Louise Lawrence-Israëls knows firsthand about the difficulty of talking about race, identify and social justice. The 73-year-old Bethesda resident is a volunteer at the U.S. Holocaust Memorial Museum, where for 22 years she has encountered a range of responses, from shock to tears to surprise. The work is exhausting — though she doesn’t notice until she gets home after a day of tours or talks.
“It is not tiring for me when I’m doing it. It’s uplifting,” she said. “It’s so important that you can make an impact on people. People just don’t know. It’s baffling how little they know.”
Lawrence-Israëls was a “hidden child” who was not sent to the camps. She says visitors reveal their emotions by grabbing her arm or taking her hand, and they often ask personal questions (“Do you still believe in God?” is a common one). “They can’t believe anyone has survived that,” she said. “It’s too much for them.”
Officials with the African American museum turned to their colleagues at the Holocaust museum and the National September 11 Memorial Museum for advice. They are among some 200 museums in the United States that focus on difficult subjects, from the Holocaust to terrorism to World War II, according to the American Alliance of Museums. Their experts say a critical first step is acknowledging the difficulty of some of the exhibitions and the conversations they will prompt.
“There’s no such thing as harder, or hardest. There’s just hard,” explained Sarah Pharaon of the International Coalition of Sites of Conscience, a network of memorials, museums and historic sites. “This is history that is personal, and creating an atmosphere that allows for people to share their personal truths is vital.”
Design is also critical. Many museums have incorporated spaces for reflection and quiet. The Holocaust museum, for example, includes spaces on every floor and a Hall of Remembrance. The 9/11 museum places its more challenging exhibits in alcoves that can be bypassed and has spaced early exits along the gallery.
“There are visitors who don’t want to have the whole experience. They’ve had enough,” said Clifford Chanin, the 9/11 museum’s vice president of education and public programs. “We’re allowing visitors to make choices within our choices.”

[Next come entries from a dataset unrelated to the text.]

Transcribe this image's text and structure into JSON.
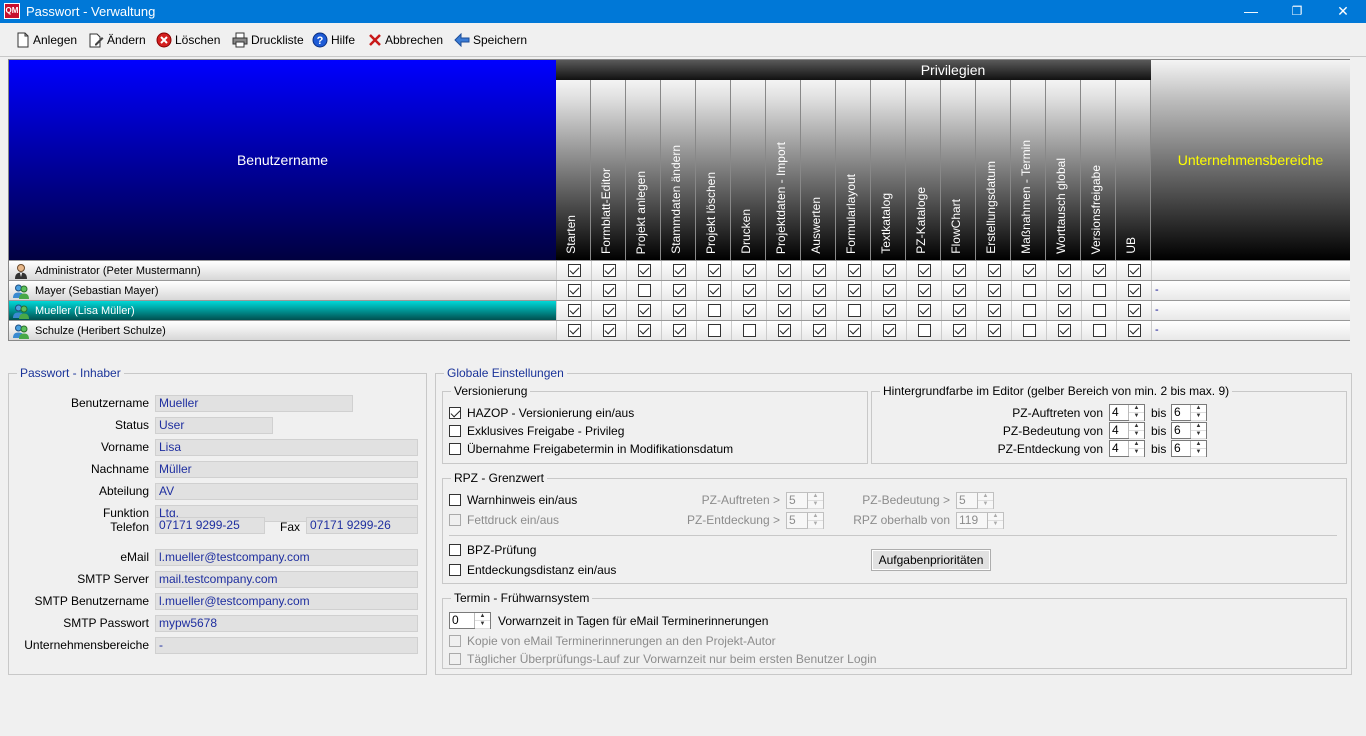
{
  "window": {
    "icon_text": "QM",
    "title": "Passwort - Verwaltung",
    "minimize": "—",
    "maximize": "❐",
    "close": "✕"
  },
  "toolbar": {
    "anlegen": "Anlegen",
    "aendern": "Ändern",
    "loeschen": "Löschen",
    "druckliste": "Druckliste",
    "hilfe": "Hilfe",
    "abbrechen": "Abbrechen",
    "speichern": "Speichern"
  },
  "grid": {
    "privileges_title": "Privilegien",
    "user_header": "Benutzername",
    "ub_header": "Unternehmensbereiche",
    "columns": [
      "Starten",
      "Formblatt-Editor",
      "Projekt anlegen",
      "Stammdaten ändern",
      "Projekt löschen",
      "Drucken",
      "Projektdaten - Import",
      "Auswerten",
      "Formularlayout",
      "Textkatalog",
      "PZ-Kataloge",
      "FlowChart",
      "Erstellungsdatum",
      "Maßnahmen - Termin",
      "Worttausch global",
      "Versionsfreigabe",
      "UB"
    ],
    "rows": [
      {
        "name": "Administrator  (Peter Mustermann)",
        "icon": "admin-user-icon",
        "checks": [
          1,
          1,
          1,
          1,
          1,
          1,
          1,
          1,
          1,
          1,
          1,
          1,
          1,
          1,
          1,
          1,
          1
        ],
        "ub": ""
      },
      {
        "name": "Mayer  (Sebastian Mayer)",
        "icon": "users-icon",
        "checks": [
          1,
          1,
          0,
          1,
          1,
          1,
          1,
          1,
          1,
          1,
          1,
          1,
          1,
          0,
          1,
          0,
          1
        ],
        "ub": "-"
      },
      {
        "name": "Mueller  (Lisa Müller)",
        "icon": "users-icon",
        "checks": [
          1,
          1,
          1,
          1,
          0,
          1,
          1,
          1,
          0,
          1,
          1,
          1,
          1,
          0,
          1,
          0,
          1
        ],
        "ub": "-",
        "selected": true
      },
      {
        "name": "Schulze  (Heribert Schulze)",
        "icon": "users-icon",
        "checks": [
          1,
          1,
          1,
          1,
          0,
          0,
          1,
          1,
          1,
          1,
          0,
          1,
          1,
          0,
          1,
          0,
          1
        ],
        "ub": "-"
      }
    ]
  },
  "owner": {
    "title": "Passwort - Inhaber",
    "benutzername_label": "Benutzername",
    "benutzername": "Mueller",
    "status_label": "Status",
    "status": "User",
    "vorname_label": "Vorname",
    "vorname": "Lisa",
    "nachname_label": "Nachname",
    "nachname": "Müller",
    "abteilung_label": "Abteilung",
    "abteilung": "AV",
    "funktion_label": "Funktion",
    "funktion": "Ltg.",
    "telefon_label": "Telefon",
    "telefon": "07171 9299-25",
    "fax_label": "Fax",
    "fax": "07171 9299-26",
    "email_label": "eMail",
    "email": "l.mueller@testcompany.com",
    "smtp_server_label": "SMTP Server",
    "smtp_server": "mail.testcompany.com",
    "smtp_user_label": "SMTP Benutzername",
    "smtp_user": "l.mueller@testcompany.com",
    "smtp_pass_label": "SMTP Passwort",
    "smtp_pass": "mypw5678",
    "ub_label": "Unternehmensbereiche",
    "ub": "-"
  },
  "global": {
    "title": "Globale Einstellungen",
    "versionierung": {
      "title": "Versionierung",
      "hazop": "HAZOP - Versionierung ein/aus",
      "hazop_checked": true,
      "exklusiv": "Exklusives Freigabe - Privileg",
      "uebernahme": "Übernahme Freigabetermin in Modifikationsdatum"
    },
    "hintergrund": {
      "title": "Hintergrundfarbe im Editor (gelber Bereich von min. 2 bis max. 9)",
      "rows": [
        {
          "label": "PZ-Auftreten von",
          "from": "4",
          "bis": "bis",
          "to": "6"
        },
        {
          "label": "PZ-Bedeutung von",
          "from": "4",
          "bis": "bis",
          "to": "6"
        },
        {
          "label": "PZ-Entdeckung von",
          "from": "4",
          "bis": "bis",
          "to": "6"
        }
      ]
    },
    "rpz": {
      "title": "RPZ - Grenzwert",
      "warnhinweis": "Warnhinweis ein/aus",
      "fettdruck": "Fettdruck ein/aus",
      "pz_auftreten": "PZ-Auftreten >",
      "pz_auftreten_val": "5",
      "pz_bedeutung": "PZ-Bedeutung >",
      "pz_bedeutung_val": "5",
      "pz_entdeckung": "PZ-Entdeckung >",
      "pz_entdeckung_val": "5",
      "rpz_oberhalb": "RPZ oberhalb von",
      "rpz_oberhalb_val": "119",
      "bpz": "BPZ-Prüfung",
      "entdeckungsdistanz": "Entdeckungsdistanz ein/aus",
      "aufgaben_button": "Aufgabenprioritäten"
    },
    "termin": {
      "title": "Termin - Frühwarnsystem",
      "vorwarnzeit_val": "0",
      "vorwarnzeit": "Vorwarnzeit in Tagen für eMail Terminerinnerungen",
      "kopie": "Kopie von eMail Terminerinnerungen an den Projekt-Autor",
      "taeglich": "Täglicher Überprüfungs-Lauf zur Vorwarnzeit nur beim ersten Benutzer Login"
    }
  }
}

Smithsonian Secretary David J. Skorton praised the African American museum for anticipating the need for visitors to decompress. “The sensitivity of the designers, especially director Lonnie Bunch, the thinking that went into it, even includes some contemplative space, so after being face to face with areas of tragedy or challenge, there is a space for someone to reflect,” Skorton said.